In an attempt to reform the state’s gambling industry, Florida is working on several fronts towards clarifying and changing many of the rules that govern betting in the Sunshine State. One area of attention is on pari-mutuel wagering: the betting that goes on at the state’s race tracks and jai-alai frontons throughout the state. But industry insiders say that the first draft of rules that have been proposed by state regulators simply won’t work.
Workshop to Hammer Out Wagering Rules
Those rules will ultimately be discussed at a workshop with the Division of Pari-Mutuel Wagering on October 16, but were first released in a draft form last week. The rules are designed to put a stop to a growing number of questionable practices that are clearly outside of what the state intends to allow at such venues. And while some of these new rules work, those in the industry say that many simply show that regulators aren’t familiar enough with Florida’s gambling industry to make such sweeping changes.
“Some of them make sense,” said Ken Stirling, executive director of the Florida Horsemen’s Benevolent and Protective Association. “Some of them haven’t been thought out very well. One or two are pretty silly.”
One of the big areas covered in the draft rules is horse racing regulations designed to eliminate non-standard racing. Many in the industry agree that this is a good idea, as “barrel racing” and “flag-drop” racing have been seen by some operators as a way to cheaply earn payments that will also allow them to offer card rooms or slot machines alongside those races.
The new rules would help put an end to such practices. They would bar “the racing animal to change course in response to any obstacles on the racing surface” and ensure that jockeys conform to uniform and weight requirements that wouldn’t be a problem for legitimate racing operations.
Disagreement Over Acceptable Race Lengths
But the regulations don’t stop there, and that’s where some feel that the rules go wrong.
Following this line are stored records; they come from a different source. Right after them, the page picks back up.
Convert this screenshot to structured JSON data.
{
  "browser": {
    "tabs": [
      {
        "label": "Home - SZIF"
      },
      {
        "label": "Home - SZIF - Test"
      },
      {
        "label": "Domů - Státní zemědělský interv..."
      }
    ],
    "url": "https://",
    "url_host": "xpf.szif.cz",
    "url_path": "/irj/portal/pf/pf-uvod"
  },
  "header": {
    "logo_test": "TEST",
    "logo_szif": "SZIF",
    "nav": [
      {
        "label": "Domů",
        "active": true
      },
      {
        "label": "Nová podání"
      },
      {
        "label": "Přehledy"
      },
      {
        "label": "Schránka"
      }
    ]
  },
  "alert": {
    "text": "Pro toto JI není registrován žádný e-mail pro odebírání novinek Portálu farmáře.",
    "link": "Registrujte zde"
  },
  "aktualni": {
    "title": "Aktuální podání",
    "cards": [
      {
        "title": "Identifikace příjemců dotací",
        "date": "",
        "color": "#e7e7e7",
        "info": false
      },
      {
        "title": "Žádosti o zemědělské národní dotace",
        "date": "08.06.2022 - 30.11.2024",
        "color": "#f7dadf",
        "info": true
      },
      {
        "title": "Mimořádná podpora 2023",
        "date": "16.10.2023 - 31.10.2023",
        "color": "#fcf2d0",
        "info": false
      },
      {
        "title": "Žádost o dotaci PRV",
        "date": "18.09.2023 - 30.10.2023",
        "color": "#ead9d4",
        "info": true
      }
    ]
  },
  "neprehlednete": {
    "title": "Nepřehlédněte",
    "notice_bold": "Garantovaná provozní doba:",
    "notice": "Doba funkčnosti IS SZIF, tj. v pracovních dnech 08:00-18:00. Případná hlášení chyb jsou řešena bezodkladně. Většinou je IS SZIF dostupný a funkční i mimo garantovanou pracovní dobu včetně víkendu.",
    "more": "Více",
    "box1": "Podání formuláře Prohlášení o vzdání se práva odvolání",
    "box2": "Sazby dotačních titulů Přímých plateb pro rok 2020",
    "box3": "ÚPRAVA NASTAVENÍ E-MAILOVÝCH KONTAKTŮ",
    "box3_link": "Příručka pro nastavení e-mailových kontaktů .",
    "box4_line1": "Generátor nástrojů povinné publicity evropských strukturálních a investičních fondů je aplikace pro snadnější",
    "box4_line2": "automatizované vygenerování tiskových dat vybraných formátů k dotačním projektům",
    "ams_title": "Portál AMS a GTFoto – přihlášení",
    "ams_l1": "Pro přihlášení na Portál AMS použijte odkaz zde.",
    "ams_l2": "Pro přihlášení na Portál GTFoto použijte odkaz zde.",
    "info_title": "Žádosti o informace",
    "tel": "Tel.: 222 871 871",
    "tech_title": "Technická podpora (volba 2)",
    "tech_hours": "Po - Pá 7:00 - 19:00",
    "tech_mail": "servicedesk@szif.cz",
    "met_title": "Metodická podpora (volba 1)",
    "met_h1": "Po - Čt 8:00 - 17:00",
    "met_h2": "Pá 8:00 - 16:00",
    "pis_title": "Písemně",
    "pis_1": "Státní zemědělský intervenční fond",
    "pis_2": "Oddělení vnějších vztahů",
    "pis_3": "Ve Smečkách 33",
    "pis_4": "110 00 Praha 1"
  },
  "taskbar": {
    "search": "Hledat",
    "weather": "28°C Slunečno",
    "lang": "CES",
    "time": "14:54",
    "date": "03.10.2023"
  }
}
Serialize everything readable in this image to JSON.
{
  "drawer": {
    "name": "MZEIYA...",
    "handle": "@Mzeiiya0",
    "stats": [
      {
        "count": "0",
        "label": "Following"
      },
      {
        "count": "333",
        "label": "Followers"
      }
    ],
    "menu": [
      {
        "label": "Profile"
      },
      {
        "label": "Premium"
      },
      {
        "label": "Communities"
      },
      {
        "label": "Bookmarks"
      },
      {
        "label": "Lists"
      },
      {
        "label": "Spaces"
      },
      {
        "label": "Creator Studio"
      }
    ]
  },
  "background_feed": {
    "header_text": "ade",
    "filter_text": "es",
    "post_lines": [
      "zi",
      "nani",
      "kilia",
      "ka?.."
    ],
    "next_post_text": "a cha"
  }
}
According to Stirling, some of these rules could devastate the racing industry if they aren’t changed.
For instance, the new regulations would require that all races are at least six furlongs in length – something that might make sense if you’ve only seen the Triple Crown races or the Breeder’s Cup, but which makes no sense for the industry as a whole.
“[The rule that] no race must be shorter than…six furlongs…is a killer,” Stirling said, noting that such races would be too long for two-year-old horses racing in the summer. “That’s silly. We run baby races at 4.5 furlongs and we’ve been doing it for a hundred years. I know they’re in Tallahassee, but we have these things called phones.”
He also objected to a rule that states that every race must have at least six horses – a rule that could cause races to be canceled due to last minute scratches.
Jai-Alai would also be affected by the new regulations. For instance, each venue would be required to have eight certified players in rotation. This rule comes in response to a controversy at Ocala Poker and Jai-Alai, which began the 2012 season with just two players.
While there may be issues with the rules, division director Leon Biegalski says there shouldn’t be a problem, and that the workshops are designed to help iron out these problems with the industry’s help.
“They’re draft rules. They’re a starting point. We want to make sure that all the permit holders and all the stake holders are on the same page in terms of what the regulation is that’s out there and what should be out there,” Biegalski said.